There were no WMDs, they would aver. You've been to Al Taji, to the test sites outside the city. No missiles. Ergo, there would be no war. This must have been what it was like to be in Berlin before the blitz, I would think as I sat in traffic on the city's main 14th July Bridge. It was a city in ferment, caught in a fever of anticipation in the last days of the Saddam regime; yet, in complete denial.

Fully stocked groceries

The giveaway were the tiny grocery stores, so reminiscent of Dubai, that were fully stocked. If the invasion did come, when did I think it would happen, the Indian nun at Mother Teresa's Missionaries of Charity hospice asked, down a side street from the famed Tahrir square where Saddam's statue once stood. Her urgent tone was in marked contrast to the bravado of the ordinary Iraqi. Every man jack of them would be ready and waiting, armed and dangerous, said my government issue minder.

In Baghdad's waterfront cafes along the Tigris where families flocked to savour grilled masghoof, at the university where the city's sharpest intellects dissected the IAEA's every statement, in Shiite-dominated Saddam city, safe to walk even after midnight, they shrugged off the war that hung over the city like a pall.

When the first bombs fell and I watched - from the safety of Dubai - as millions did on television, the building across from the Al Rashid hotel where I had stayed only days before, went up in flames. I dialed all the friends I had made in that incredible city and sent frantic emails to the rest. Silence. Framed against the waterfront offices of Al Arabiya, hit in that first wave of bombing was the television anchor Shaker Al Tai, the man who took me under his wing while I was in his city.
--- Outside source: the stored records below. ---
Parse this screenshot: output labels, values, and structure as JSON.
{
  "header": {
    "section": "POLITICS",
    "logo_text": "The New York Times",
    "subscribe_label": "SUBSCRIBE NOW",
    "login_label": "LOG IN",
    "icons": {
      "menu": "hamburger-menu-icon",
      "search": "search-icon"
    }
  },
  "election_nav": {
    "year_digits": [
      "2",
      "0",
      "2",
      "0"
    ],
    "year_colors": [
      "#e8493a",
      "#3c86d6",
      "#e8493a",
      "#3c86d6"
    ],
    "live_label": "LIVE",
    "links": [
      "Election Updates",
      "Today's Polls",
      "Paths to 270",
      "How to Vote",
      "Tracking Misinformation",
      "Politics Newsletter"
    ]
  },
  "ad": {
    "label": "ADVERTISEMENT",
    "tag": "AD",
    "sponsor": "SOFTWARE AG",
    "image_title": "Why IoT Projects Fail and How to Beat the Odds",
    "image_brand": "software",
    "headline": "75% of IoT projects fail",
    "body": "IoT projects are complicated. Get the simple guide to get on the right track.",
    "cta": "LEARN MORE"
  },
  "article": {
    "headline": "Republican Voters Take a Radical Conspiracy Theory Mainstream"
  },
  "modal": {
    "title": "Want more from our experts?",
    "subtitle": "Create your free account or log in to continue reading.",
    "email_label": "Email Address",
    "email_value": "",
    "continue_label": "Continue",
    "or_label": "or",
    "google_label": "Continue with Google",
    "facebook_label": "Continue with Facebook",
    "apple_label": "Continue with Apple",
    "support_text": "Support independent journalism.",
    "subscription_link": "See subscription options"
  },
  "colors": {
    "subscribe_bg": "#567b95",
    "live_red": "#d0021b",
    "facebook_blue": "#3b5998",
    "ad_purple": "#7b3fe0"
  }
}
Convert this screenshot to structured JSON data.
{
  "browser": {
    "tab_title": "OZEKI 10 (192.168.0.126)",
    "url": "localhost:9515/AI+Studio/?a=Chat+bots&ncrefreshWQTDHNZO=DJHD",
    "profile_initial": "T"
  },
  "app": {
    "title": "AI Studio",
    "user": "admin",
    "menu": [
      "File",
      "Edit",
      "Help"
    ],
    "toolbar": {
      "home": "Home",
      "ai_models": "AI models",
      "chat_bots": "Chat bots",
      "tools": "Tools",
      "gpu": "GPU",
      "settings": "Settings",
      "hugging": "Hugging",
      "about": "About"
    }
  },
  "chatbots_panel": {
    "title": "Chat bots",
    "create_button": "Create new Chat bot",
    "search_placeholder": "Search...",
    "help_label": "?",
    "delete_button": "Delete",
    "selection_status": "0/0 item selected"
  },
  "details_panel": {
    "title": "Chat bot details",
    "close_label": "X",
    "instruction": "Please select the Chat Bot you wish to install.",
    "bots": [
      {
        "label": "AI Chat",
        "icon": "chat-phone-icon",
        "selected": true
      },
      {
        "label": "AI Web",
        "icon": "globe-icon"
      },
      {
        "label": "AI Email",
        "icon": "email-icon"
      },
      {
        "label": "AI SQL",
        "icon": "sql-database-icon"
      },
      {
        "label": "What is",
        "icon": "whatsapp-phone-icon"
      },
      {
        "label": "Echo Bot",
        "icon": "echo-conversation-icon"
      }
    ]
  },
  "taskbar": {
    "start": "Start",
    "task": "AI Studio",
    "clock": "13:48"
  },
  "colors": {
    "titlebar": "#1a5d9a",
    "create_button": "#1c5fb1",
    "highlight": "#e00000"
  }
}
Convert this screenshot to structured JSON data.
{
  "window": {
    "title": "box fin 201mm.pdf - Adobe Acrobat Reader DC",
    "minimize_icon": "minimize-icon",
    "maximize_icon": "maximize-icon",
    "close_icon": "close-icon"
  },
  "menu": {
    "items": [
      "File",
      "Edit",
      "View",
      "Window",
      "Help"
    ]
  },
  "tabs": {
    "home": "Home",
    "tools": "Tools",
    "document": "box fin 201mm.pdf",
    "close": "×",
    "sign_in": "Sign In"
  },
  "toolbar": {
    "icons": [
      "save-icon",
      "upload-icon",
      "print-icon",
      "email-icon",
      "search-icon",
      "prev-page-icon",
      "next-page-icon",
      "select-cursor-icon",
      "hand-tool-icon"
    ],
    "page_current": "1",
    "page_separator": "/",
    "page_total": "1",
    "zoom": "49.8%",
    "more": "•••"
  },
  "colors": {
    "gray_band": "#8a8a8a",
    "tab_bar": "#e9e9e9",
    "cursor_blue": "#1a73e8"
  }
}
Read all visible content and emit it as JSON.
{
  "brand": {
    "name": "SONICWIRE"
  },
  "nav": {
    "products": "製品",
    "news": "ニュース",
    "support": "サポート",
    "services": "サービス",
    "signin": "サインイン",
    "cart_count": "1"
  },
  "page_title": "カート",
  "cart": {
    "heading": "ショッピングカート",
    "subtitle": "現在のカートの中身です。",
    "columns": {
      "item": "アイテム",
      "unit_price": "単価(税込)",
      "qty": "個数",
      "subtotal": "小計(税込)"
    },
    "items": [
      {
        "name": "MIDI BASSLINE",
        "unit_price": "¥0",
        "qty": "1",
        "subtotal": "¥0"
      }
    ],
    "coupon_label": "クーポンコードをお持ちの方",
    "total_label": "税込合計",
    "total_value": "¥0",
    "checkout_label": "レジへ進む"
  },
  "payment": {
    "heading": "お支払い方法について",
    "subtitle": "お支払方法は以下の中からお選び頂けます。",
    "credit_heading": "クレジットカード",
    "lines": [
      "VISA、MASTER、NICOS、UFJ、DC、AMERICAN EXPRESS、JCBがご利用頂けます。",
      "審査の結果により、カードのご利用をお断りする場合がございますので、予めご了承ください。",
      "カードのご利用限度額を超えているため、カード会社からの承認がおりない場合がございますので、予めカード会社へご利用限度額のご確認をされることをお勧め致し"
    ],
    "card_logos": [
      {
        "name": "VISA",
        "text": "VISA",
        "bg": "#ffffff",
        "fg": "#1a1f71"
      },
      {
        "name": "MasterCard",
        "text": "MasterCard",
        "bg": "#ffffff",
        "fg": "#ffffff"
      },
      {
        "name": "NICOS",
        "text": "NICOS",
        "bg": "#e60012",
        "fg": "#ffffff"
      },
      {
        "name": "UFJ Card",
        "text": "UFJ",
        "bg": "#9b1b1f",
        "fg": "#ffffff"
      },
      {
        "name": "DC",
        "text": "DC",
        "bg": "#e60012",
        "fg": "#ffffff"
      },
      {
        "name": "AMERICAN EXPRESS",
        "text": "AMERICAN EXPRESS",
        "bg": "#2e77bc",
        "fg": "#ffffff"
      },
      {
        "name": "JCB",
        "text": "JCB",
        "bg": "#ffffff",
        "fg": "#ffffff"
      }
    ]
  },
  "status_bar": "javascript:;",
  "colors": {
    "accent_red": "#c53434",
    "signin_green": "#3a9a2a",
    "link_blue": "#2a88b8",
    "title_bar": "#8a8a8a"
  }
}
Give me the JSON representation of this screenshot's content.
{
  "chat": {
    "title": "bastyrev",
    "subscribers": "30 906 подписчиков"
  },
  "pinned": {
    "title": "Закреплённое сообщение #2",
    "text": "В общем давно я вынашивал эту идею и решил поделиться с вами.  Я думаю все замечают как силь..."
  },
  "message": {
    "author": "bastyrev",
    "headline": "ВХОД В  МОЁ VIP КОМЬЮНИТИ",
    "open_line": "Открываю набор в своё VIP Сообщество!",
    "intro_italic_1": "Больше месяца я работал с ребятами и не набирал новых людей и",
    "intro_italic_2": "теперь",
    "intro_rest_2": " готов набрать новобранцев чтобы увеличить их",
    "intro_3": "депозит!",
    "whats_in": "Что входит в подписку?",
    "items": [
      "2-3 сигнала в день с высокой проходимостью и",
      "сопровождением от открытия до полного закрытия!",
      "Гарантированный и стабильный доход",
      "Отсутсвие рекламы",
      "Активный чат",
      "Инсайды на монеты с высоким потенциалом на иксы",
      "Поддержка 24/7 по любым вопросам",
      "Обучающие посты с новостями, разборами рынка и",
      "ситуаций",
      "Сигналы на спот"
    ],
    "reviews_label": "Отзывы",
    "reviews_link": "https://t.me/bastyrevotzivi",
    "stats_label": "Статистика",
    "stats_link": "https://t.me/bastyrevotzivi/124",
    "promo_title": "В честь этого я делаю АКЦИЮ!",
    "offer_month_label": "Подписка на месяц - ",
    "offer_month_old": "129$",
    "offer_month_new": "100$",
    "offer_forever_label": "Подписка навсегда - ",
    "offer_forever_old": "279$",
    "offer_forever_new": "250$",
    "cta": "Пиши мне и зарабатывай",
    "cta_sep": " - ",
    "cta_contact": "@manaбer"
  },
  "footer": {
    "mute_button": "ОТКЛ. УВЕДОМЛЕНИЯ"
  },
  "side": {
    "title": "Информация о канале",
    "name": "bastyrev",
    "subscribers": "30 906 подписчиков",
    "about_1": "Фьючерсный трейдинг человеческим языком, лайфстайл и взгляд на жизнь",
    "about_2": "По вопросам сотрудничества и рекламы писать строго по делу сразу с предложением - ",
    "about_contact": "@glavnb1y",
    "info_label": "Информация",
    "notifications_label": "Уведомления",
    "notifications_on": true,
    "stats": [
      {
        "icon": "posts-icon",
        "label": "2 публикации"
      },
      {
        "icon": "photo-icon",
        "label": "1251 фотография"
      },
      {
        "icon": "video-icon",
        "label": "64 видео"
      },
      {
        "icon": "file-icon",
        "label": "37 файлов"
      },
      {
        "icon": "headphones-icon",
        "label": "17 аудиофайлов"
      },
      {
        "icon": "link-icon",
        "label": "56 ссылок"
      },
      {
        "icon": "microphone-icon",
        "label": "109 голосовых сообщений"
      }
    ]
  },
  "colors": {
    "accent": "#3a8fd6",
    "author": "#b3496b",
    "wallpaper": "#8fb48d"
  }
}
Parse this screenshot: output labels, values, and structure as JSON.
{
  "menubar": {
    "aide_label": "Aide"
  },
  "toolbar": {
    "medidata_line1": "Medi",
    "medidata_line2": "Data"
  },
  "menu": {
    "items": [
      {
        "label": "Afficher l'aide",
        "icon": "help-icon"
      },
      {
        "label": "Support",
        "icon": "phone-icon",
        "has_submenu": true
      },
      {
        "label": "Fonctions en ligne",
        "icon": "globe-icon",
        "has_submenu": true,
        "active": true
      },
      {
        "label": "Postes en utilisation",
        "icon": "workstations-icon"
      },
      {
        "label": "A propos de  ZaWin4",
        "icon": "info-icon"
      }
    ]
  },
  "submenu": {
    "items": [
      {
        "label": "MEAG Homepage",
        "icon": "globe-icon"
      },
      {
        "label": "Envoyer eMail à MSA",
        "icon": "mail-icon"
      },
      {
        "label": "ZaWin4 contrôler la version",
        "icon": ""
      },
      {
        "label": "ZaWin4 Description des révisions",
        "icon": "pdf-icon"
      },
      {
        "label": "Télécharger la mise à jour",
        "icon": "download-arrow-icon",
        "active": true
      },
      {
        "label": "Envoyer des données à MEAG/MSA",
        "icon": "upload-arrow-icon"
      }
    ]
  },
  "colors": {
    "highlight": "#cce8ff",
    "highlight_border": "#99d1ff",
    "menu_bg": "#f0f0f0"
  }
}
Unfazed, he, like his stoic brethren was doing what he does best, his job.